In Armagh tonight the Primate of All Ireland, Archbishop Seán Brady, said new procedures introduced in Ferns should be quickly extended to all dioceses.
Dr Brady said he was shocked and saddened by the betrayal of innocence highlighted in the Murphy Inquiry report into the Church's handling of allegations of sexual abuse by priests in the Diocese of Ferns.
He welcomed Government plans to make the reckless endangerment of children a crime.
Meanwhile, Bishop Brendan Comiskey, who resigned as Bishop of Ferns at the height of the abuse controversy in 2002, welcomed the report.
He repeated how sorry he was for his inadequacies and for his failings and asked for forgiveness for them.
Bishop Comiskey said he had answered comprehensively the questions asked of him throughout the Ferns Inquiry to the best of his ability.
The Administrator of the Diocese of Ferns, Bishop Eamonn Walsh, has also welcomed the report and said he accepted its findings.
At a media conference in Gorey he apologised unreservedly for the ‘awful’ suffering of the abused, for the failure of the church authorities to act on the allegations, which he said, could have led to much of the abuse being avoided.

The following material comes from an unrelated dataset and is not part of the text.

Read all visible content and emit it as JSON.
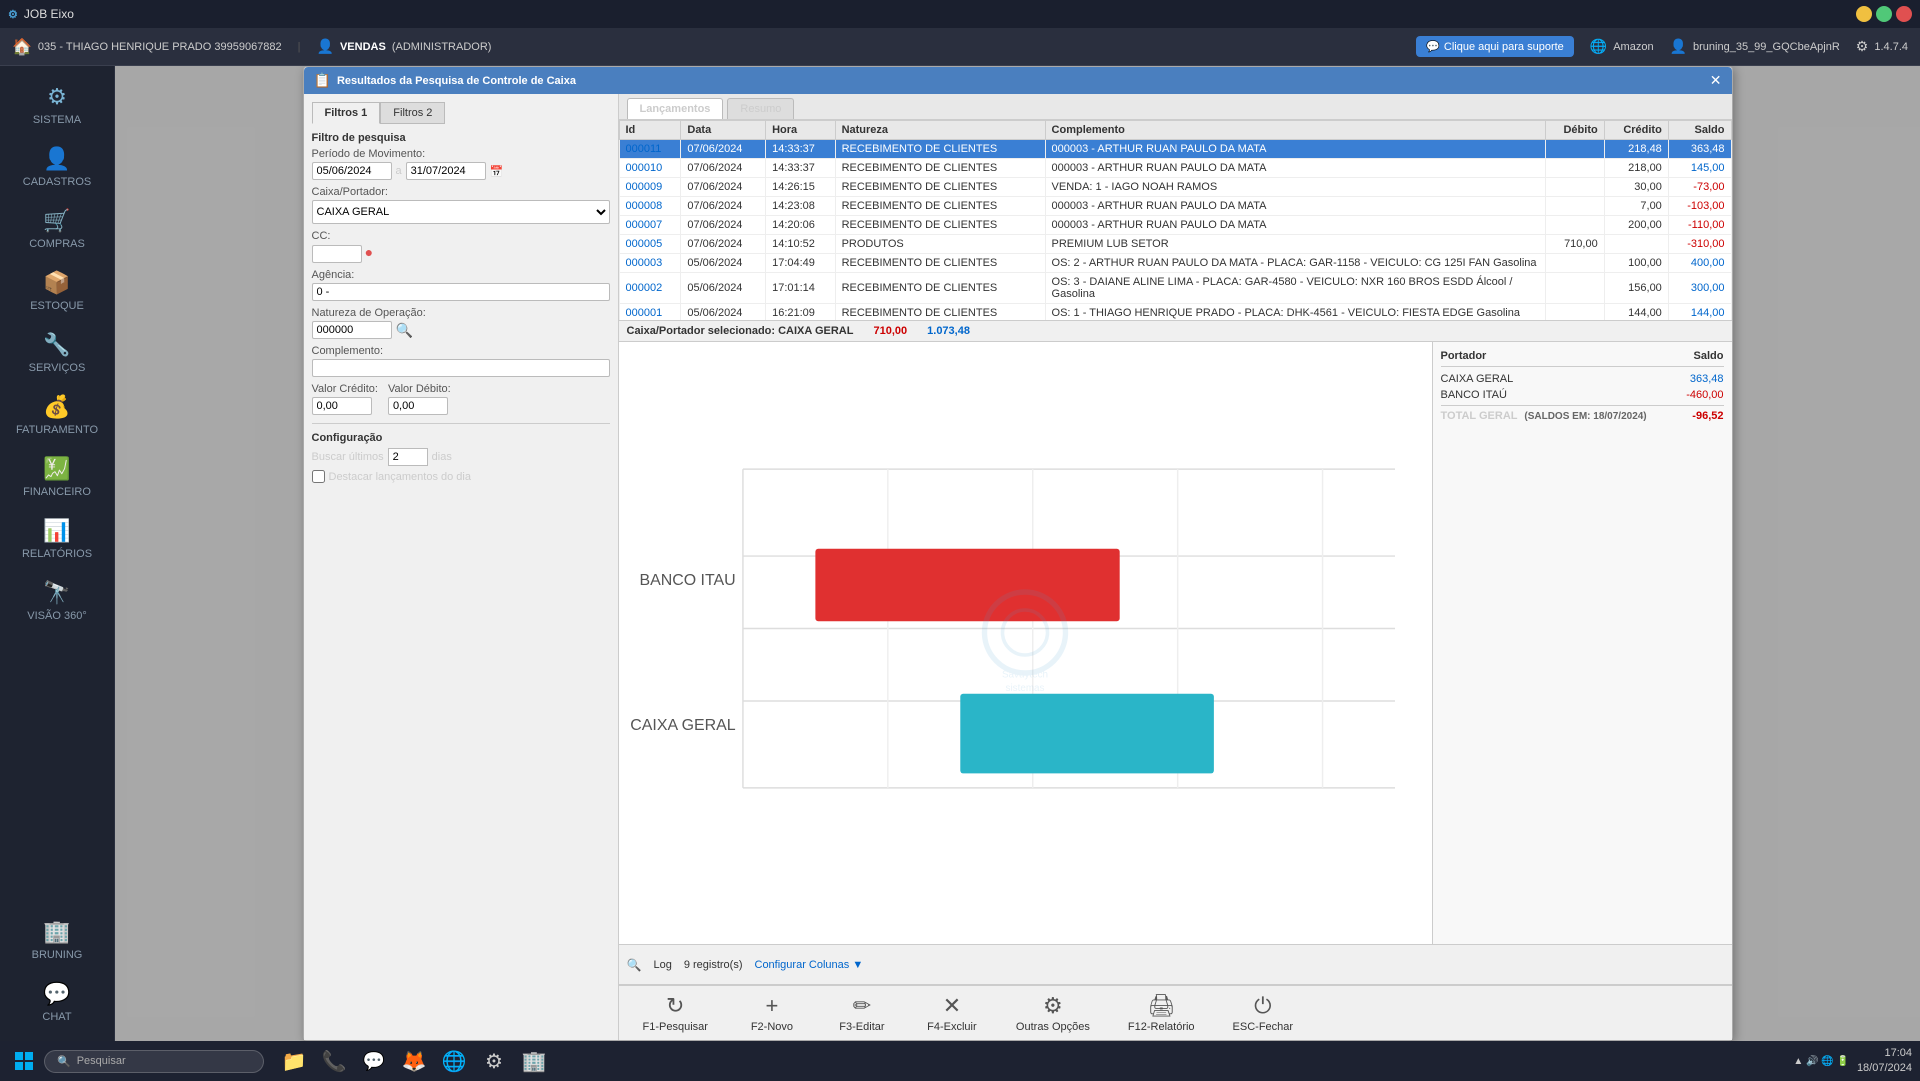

He said there were hard lessons to be learned and the diocese was committed to doing all it could to repair the harm that had been done. Bishop Walsh said this was going to be a long-term process.